    The advertisement above is a broadside. No image of the statue or other information about it is available yet. The statue was possibly based on the Young Neapolitan Fisherboy Playing with a Tortoise, 1831-1833, by Francois Rude (1784-1855) at the Louvre. Similar works were done by several other artists in the 1800's including the Neapolitan Fisherboy, ca 1861, by Jean-Baptiste Carpeaux (1827-1875) at the National Gallery of Art. Neapolitan means "of, or pertaining to Naples, Italy." Amory Hall was on Washington St., Boston, MA.
    From Good Old Dorchester by William Dana Orcutt.
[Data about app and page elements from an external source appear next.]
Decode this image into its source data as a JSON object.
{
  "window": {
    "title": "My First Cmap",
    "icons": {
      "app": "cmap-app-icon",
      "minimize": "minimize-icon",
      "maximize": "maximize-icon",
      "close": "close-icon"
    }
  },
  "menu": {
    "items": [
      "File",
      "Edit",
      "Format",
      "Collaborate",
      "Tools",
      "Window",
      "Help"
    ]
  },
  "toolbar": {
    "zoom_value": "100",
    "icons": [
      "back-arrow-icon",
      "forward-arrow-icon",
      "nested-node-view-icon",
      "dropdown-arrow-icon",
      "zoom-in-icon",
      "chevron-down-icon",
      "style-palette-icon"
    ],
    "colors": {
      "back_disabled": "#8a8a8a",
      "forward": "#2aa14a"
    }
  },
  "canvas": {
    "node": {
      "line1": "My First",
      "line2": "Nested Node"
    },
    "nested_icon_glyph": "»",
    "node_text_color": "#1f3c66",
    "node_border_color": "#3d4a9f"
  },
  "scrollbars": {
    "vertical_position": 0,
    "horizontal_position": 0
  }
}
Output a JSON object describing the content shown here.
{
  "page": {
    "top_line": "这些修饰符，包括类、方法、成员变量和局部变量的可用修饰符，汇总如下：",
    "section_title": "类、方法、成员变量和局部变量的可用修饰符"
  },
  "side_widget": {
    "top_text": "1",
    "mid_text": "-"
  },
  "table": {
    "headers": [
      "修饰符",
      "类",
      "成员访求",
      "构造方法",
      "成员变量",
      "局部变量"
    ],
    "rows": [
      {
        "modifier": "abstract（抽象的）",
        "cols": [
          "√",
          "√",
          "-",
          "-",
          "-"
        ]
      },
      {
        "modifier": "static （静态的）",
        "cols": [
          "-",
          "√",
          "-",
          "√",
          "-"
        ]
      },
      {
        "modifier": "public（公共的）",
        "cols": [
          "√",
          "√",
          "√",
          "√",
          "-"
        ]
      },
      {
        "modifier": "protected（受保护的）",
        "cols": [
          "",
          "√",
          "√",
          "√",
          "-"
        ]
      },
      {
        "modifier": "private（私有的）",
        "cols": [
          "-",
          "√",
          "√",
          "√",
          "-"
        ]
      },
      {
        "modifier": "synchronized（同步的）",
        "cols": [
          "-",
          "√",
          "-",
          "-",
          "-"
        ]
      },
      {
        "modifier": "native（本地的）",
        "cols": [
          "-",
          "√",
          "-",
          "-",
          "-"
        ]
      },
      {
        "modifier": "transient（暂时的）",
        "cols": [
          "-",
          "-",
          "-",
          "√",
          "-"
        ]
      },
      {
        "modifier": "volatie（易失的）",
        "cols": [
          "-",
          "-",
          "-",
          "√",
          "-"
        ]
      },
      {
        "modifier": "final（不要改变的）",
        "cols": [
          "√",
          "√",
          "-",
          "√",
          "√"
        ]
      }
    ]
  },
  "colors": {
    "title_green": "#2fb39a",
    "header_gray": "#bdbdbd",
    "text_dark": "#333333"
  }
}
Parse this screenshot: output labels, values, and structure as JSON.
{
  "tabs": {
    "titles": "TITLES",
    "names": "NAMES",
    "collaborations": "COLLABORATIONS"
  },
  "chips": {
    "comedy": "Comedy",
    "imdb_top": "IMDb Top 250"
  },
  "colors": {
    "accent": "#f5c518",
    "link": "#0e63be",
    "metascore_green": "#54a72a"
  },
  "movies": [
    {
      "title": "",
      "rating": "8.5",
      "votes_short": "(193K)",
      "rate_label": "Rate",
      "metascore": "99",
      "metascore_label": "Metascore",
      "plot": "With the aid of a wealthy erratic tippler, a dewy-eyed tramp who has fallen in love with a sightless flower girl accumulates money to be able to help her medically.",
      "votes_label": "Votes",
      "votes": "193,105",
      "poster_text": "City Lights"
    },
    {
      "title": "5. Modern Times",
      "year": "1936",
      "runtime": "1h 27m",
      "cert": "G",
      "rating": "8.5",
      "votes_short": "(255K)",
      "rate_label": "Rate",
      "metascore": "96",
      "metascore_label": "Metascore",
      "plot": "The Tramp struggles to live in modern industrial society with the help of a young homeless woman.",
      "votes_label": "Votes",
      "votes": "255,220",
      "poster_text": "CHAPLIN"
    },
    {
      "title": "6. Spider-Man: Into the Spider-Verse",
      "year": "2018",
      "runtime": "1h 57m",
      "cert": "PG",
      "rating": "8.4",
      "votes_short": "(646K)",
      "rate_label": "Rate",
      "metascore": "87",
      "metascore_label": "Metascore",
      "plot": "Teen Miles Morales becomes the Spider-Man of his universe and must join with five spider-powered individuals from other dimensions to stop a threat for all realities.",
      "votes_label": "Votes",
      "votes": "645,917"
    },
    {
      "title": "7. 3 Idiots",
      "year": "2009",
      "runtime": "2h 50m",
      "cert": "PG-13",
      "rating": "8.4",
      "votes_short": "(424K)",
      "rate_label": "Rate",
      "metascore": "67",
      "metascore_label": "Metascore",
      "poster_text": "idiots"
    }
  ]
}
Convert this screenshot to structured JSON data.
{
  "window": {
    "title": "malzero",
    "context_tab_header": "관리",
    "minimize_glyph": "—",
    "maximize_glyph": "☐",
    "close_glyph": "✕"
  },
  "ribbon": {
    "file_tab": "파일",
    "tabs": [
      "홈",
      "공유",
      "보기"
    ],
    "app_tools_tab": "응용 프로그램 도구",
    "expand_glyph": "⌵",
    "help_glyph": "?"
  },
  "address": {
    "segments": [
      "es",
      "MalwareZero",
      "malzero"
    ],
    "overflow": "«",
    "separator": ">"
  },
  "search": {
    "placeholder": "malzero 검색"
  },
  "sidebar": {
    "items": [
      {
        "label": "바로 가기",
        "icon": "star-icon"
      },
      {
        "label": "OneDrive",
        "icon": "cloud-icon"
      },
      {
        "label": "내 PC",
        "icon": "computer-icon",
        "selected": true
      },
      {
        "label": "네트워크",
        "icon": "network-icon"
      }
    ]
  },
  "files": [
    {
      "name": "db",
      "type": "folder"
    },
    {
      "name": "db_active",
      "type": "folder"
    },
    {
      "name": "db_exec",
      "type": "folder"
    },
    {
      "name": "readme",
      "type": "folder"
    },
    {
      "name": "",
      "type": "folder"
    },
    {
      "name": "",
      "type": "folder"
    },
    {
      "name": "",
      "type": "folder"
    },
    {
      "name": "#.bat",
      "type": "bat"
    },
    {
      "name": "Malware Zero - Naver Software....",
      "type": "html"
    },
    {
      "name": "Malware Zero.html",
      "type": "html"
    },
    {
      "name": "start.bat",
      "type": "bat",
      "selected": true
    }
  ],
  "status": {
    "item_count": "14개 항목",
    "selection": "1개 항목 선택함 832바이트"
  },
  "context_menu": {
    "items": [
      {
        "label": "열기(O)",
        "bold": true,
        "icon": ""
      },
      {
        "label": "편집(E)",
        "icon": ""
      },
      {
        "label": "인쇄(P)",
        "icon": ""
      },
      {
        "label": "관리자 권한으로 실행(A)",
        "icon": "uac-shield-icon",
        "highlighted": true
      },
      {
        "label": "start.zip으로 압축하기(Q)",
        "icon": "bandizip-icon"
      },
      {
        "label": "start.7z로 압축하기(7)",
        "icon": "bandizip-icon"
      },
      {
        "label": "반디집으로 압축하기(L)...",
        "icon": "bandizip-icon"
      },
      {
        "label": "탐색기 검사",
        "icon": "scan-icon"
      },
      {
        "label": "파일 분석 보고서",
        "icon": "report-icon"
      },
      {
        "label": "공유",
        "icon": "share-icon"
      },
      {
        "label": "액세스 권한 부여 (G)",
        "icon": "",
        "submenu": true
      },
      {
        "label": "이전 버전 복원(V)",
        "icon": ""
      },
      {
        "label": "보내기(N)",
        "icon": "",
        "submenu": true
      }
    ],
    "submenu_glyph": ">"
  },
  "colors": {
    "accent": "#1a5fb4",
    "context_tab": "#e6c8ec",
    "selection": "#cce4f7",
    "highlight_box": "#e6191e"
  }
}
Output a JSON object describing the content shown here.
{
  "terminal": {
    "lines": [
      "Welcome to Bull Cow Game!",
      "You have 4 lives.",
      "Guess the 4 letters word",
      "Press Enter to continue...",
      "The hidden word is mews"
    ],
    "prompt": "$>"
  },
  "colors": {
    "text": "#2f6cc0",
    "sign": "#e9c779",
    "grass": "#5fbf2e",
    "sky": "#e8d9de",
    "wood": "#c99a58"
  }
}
Cambridge: John Wilson & Son, UP, 1893, p. 385:
    According to the Boston Evening Transcript, Tuesday, November 13, 1849, p. 2, column 4:
BEAUTIFUL STATUE. Arrangements are making for the exhibition in this city of the beautiful statue of a Fisher Boy, by Ball Hughes. It has been executed this present summer, and is a work of undoubted genius, which cannot fail to attract the attention of every true friend of art.

“1214. (Robert) Ball Hughes, Dorchester, Mass. Specimens of Statuary—Fisher Boy, and Oliver Twist. Excellent, both. The Committee consider the last named to be, in conception and feeling, one of the best specimens of modern statuary which they have ever seen. Gold Medal.”

last update 8/3/2012

For noncommercial use, Copyright David E. Brown 2008-2012